- make sure that nmap, ifconfig & arping are installed and in your path
- run as root
tested on Ubuntu 11.10 64b
(actual ips obfuscated)
With more devices coming IPv6 ready out of the box, a shadow network is emerging that nobody is paying attention to.
There’s Joe sysadmin, configuring a tight firewall for this new server, default deny, very restrictive & all. This is great but did he realize that there is nothing in front of IPv6? We are used to setting up iptables, ipfw, et cetera. Unfortunately ip6tables & ip6fw too often get forgotten.
With IPv4, a device was manually configured or wasn’t configured until it got an address from DHCP. With IPv6 a device that is not manually configured will hop on the network with a link-local address and try to further discover its settings.
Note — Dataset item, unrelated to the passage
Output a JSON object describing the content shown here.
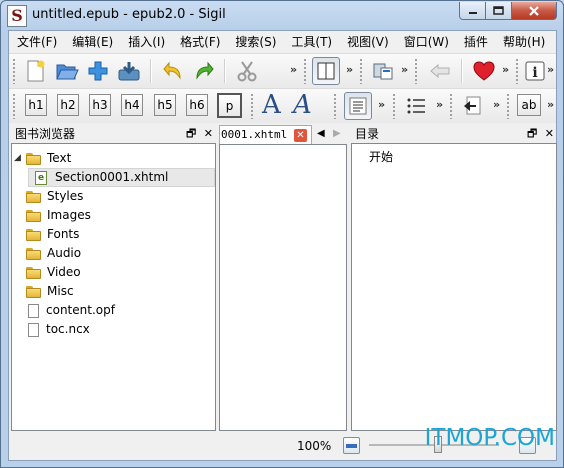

In fact, IPv6 reserves a range of addresses for network discovery, these link-local addresses are based on the device’s mac address.
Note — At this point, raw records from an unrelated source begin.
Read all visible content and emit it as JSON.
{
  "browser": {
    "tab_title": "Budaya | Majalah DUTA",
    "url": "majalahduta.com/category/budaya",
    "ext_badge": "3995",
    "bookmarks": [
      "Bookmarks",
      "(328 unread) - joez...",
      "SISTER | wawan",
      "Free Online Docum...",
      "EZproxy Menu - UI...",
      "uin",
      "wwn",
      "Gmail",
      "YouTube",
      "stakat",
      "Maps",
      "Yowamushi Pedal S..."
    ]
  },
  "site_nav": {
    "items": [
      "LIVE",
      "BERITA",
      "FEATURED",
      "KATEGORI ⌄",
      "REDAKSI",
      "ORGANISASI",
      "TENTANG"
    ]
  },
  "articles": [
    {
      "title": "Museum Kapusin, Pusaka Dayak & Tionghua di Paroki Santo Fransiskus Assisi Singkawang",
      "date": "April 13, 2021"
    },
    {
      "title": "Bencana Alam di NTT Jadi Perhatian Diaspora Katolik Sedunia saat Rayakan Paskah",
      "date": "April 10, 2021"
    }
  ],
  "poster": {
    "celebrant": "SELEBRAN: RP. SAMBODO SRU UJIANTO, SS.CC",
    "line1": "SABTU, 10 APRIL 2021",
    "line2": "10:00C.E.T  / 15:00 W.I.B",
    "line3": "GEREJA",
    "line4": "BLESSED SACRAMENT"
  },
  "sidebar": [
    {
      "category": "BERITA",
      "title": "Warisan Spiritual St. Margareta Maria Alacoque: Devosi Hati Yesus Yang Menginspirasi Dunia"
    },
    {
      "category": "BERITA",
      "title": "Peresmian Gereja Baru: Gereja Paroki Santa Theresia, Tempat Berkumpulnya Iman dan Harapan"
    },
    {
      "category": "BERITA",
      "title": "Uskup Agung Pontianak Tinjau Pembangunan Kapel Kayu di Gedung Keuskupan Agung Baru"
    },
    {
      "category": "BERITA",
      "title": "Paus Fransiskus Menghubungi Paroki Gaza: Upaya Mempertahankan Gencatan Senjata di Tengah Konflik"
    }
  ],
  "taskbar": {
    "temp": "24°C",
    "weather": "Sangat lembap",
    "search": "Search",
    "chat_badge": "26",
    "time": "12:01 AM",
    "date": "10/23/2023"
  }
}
Here is what ipv6_surface_analyzer.py does:
- iterate through a given IPv4 range
- for each address in the range, discover if a host sits behind it
- port scan potentially found host on IPv4
- infer IPv6 link-local address of host based on its mac address
- port scan inferred IPv6 address
The purpose of which is to establish by how much your attack surface is augmented by link-local IPv6.
This threat threat is somewhat mitigated by its local nature and there are 2 reasons why:
- link-local isn’t routed and thus your visibility is bound to networks you have a presence on.
- Getting a host’s mac address is only possible while being on the same network.
Local as it may be, having a shadow network providing a way to circumvent firewalls is quite risky.